Given the records below, pull every line with the word "html" into the answer.
= = = = = = =
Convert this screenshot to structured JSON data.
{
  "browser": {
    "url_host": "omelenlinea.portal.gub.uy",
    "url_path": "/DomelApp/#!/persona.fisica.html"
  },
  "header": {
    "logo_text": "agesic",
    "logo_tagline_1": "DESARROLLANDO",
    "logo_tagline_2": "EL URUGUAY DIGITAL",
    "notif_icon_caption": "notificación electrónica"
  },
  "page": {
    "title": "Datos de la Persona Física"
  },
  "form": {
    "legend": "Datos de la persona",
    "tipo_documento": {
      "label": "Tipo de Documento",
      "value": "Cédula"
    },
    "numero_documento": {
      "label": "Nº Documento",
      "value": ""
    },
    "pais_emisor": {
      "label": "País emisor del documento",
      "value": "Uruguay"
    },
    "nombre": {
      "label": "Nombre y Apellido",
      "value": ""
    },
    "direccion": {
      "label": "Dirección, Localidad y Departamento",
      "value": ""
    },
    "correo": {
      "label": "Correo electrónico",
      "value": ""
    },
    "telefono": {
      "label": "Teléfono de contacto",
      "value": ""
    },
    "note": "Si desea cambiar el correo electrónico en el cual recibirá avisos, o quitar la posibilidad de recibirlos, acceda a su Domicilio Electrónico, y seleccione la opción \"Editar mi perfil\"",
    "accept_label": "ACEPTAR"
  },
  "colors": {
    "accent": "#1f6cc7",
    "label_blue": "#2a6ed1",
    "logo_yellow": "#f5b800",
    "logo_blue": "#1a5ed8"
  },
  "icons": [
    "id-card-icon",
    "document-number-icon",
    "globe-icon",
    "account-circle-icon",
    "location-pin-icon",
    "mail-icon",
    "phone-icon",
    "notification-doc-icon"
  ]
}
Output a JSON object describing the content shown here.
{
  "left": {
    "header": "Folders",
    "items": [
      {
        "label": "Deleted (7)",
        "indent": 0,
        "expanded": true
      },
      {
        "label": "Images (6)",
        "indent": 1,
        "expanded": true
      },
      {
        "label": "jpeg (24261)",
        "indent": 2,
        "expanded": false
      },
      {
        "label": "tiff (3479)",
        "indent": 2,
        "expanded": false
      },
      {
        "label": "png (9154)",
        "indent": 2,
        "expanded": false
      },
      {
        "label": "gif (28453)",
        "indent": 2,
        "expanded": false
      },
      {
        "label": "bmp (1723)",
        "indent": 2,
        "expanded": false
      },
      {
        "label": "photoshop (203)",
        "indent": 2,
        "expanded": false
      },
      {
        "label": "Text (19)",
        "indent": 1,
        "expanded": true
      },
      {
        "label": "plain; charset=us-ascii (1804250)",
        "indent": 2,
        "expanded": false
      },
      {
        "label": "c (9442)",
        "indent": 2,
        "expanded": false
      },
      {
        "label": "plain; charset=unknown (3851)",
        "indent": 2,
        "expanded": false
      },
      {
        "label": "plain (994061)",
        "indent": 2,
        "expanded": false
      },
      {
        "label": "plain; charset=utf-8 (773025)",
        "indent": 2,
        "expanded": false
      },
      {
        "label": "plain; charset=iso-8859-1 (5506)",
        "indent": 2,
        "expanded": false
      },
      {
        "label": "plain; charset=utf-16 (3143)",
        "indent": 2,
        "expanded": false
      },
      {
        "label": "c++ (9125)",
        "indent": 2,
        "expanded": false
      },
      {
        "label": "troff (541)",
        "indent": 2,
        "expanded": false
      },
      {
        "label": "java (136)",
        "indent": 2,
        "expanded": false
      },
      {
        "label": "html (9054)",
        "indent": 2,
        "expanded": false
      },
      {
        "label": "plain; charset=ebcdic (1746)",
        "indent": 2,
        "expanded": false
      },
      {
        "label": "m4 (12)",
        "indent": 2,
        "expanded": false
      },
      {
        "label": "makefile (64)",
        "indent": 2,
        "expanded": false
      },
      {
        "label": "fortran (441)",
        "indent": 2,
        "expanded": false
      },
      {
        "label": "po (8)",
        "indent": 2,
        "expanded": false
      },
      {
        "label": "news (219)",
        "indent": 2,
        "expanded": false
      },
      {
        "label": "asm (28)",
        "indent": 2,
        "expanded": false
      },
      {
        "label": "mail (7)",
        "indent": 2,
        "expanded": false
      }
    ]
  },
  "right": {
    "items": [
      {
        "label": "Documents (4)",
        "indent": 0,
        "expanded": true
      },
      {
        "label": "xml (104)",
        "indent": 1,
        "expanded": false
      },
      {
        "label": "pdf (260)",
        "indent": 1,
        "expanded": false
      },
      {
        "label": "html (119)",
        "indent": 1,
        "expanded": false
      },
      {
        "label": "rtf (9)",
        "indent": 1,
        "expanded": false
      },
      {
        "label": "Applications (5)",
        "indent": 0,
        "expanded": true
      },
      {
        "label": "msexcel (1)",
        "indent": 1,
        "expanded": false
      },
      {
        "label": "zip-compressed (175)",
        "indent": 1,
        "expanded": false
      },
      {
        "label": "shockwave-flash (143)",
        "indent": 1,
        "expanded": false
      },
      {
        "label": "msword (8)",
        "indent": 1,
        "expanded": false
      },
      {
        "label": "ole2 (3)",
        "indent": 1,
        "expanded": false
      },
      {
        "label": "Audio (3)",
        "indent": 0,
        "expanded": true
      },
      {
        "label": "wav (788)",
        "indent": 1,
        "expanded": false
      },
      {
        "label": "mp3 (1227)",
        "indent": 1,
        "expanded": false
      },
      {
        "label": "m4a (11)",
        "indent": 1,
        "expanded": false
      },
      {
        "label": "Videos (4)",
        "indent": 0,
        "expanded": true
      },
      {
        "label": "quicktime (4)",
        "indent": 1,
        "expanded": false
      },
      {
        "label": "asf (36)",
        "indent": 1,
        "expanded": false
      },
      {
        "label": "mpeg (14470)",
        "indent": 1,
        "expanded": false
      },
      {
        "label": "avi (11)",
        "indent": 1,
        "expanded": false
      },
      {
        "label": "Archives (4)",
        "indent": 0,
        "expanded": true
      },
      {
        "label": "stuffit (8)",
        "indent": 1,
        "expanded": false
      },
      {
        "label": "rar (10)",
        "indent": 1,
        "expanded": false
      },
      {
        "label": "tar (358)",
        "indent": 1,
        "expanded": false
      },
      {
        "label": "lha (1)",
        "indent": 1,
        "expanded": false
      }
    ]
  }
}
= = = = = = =
> **Expected output**:
    "url_path": "/DomelApp/#!/persona.fisica.html"
        "label": "html (9054)",
        "label": "html (119)",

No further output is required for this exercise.